__Your objective__
Since pictures are not wanted, repeat only the text of the records, word for word.

__Dataset excerpts__
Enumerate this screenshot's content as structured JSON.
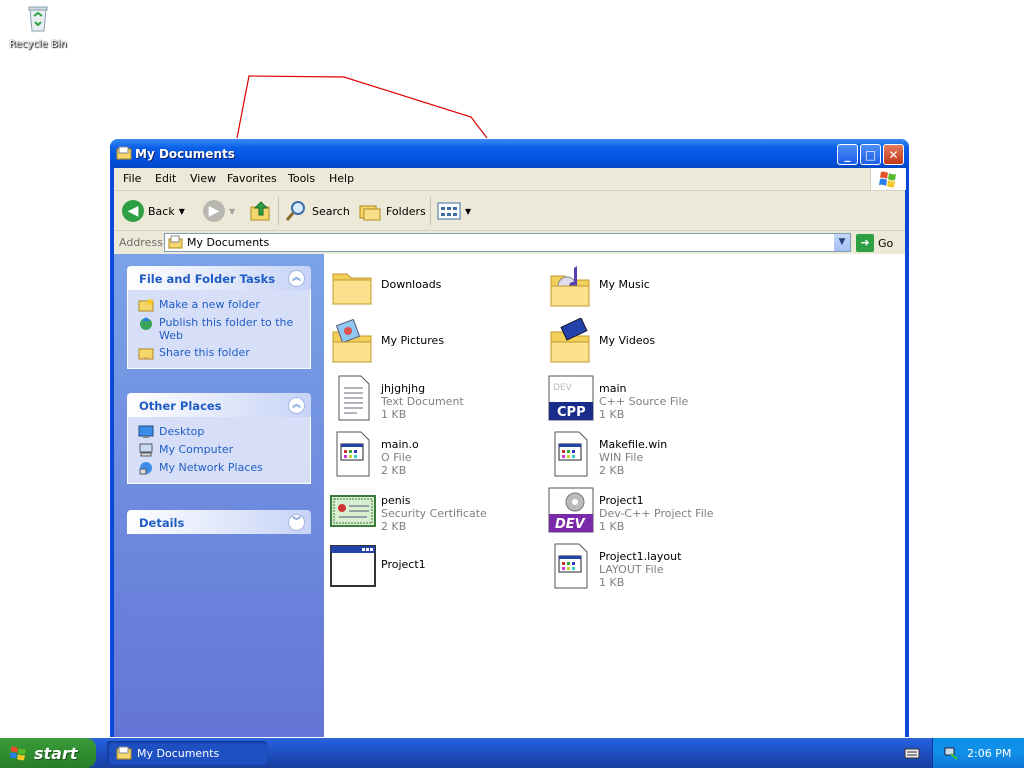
{
  "desktop": {
    "recycle_bin_label": "Recycle Bin"
  },
  "window": {
    "title": "My Documents",
    "menu": [
      "File",
      "Edit",
      "View",
      "Favorites",
      "Tools",
      "Help"
    ],
    "toolbar": {
      "back_label": "Back",
      "search_label": "Search",
      "folders_label": "Folders"
    },
    "address": {
      "label": "Address",
      "value": "My Documents",
      "go_label": "Go"
    }
  },
  "taskpane": {
    "file_folder_tasks": {
      "title": "File and Folder Tasks",
      "items": [
        {
          "label": "Make a new folder",
          "icon": "new-folder-icon"
        },
        {
          "label": "Publish this folder to the Web",
          "icon": "publish-web-icon"
        },
        {
          "label": "Share this folder",
          "icon": "share-folder-icon"
        }
      ]
    },
    "other_places": {
      "title": "Other Places",
      "items": [
        {
          "label": "Desktop",
          "icon": "desktop-icon"
        },
        {
          "label": "My Computer",
          "icon": "my-computer-icon"
        },
        {
          "label": "My Network Places",
          "icon": "network-places-icon"
        }
      ]
    },
    "details": {
      "title": "Details"
    }
  },
  "files": [
    {
      "name": "Downloads",
      "type": "",
      "size": "",
      "icon": "folder-icon"
    },
    {
      "name": "My Music",
      "type": "",
      "size": "",
      "icon": "music-folder-icon"
    },
    {
      "name": "My Pictures",
      "type": "",
      "size": "",
      "icon": "pictures-folder-icon"
    },
    {
      "name": "My Videos",
      "type": "",
      "size": "",
      "icon": "videos-folder-icon"
    },
    {
      "name": "jhjghjhg",
      "type": "Text Document",
      "size": "1 KB",
      "icon": "text-document-icon"
    },
    {
      "name": "main",
      "type": "C++ Source File",
      "size": "1 KB",
      "icon": "cpp-file-icon"
    },
    {
      "name": "main.o",
      "type": "O File",
      "size": "2 KB",
      "icon": "generic-file-icon"
    },
    {
      "name": "Makefile.win",
      "type": "WIN File",
      "size": "2 KB",
      "icon": "generic-file-icon"
    },
    {
      "name": "penis",
      "type": "Security Certificate",
      "size": "2 KB",
      "icon": "certificate-icon"
    },
    {
      "name": "Project1",
      "type": "Dev-C++ Project File",
      "size": "1 KB",
      "icon": "devcpp-project-icon"
    },
    {
      "name": "Project1",
      "type": "",
      "size": "",
      "icon": "application-icon"
    },
    {
      "name": "Project1.layout",
      "type": "LAYOUT File",
      "size": "1 KB",
      "icon": "generic-file-icon"
    }
  ],
  "taskbar": {
    "start_label": "start",
    "task_item_label": "My Documents",
    "clock": "2:06 PM"
  },
  "colors": {
    "title_bar": "#0a5fe8",
    "taskpane_link": "#215dc6",
    "start_button": "#2f8f2f",
    "taskbar": "#245edb"
  }
}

__Solution for this task__
Enumerate this screenshot's content as structured JSON.
{
  "desktop": {
    "recycle_bin_label": "Recycle Bin"
  },
  "window": {
    "title": "My Documents",
    "menu": [
      "File",
      "Edit",
      "View",
      "Favorites",
      "Tools",
      "Help"
    ],
    "toolbar": {
      "back_label": "Back",
      "search_label": "Search",
      "folders_label": "Folders"
    },
    "address": {
      "label": "Address",
      "value": "My Documents",
      "go_label": "Go"
    }
  },
  "taskpane": {
    "file_folder_tasks": {
      "title": "File and Folder Tasks",
      "items": [
        {
          "label": "Make a new folder",
          "icon": "new-folder-icon"
        },
        {
          "label": "Publish this folder to the Web",
          "icon": "publish-web-icon"
        },
        {
          "label": "Share this folder",
          "icon": "share-folder-icon"
        }
      ]
    },
    "other_places": {
      "title": "Other Places",
      "items": [
        {
          "label": "Desktop",
          "icon": "desktop-icon"
        },
        {
          "label": "My Computer",
          "icon": "my-computer-icon"
        },
        {
          "label": "My Network Places",
          "icon": "network-places-icon"
        }
      ]
    },
    "details": {
      "title": "Details"
    }
  },
  "files": [
    {
      "name": "Downloads",
      "type": "",
      "size": "",
      "icon": "folder-icon"
    },
    {
      "name": "My Music",
      "type": "",
      "size": "",
      "icon": "music-folder-icon"
    },
    {
      "name": "My Pictures",
      "type": "",
      "size": "",
      "icon": "pictures-folder-icon"
    },
    {
      "name": "My Videos",
      "type": "",
      "size": "",
      "icon": "videos-folder-icon"
    },
    {
      "name": "jhjghjhg",
      "type": "Text Document",
      "size": "1 KB",
      "icon": "text-document-icon"
    },
    {
      "name": "main",
      "type": "C++ Source File",
      "size": "1 KB",
      "icon": "cpp-file-icon"
    },
    {
      "name": "main.o",
      "type": "O File",
      "size": "2 KB",
      "icon": "generic-file-icon"
    },
    {
      "name": "Makefile.win",
      "type": "WIN File",
      "size": "2 KB",
      "icon": "generic-file-icon"
    },
    {
      "name": "penis",
      "type": "Security Certificate",
      "size": "2 KB",
      "icon": "certificate-icon"
    },
    {
      "name": "Project1",
      "type": "Dev-C++ Project File",
      "size": "1 KB",
      "icon": "devcpp-project-icon"
    },
    {
      "name": "Project1",
      "type": "",
      "size": "",
      "icon": "application-icon"
    },
    {
      "name": "Project1.layout",
      "type": "LAYOUT File",
      "size": "1 KB",
      "icon": "generic-file-icon"
    }
  ],
  "taskbar": {
    "start_label": "start",
    "task_item_label": "My Documents",
    "clock": "2:06 PM"
  },
  "colors": {
    "title_bar": "#0a5fe8",
    "taskpane_link": "#215dc6",
    "start_button": "#2f8f2f",
    "taskbar": "#245edb"
  }
}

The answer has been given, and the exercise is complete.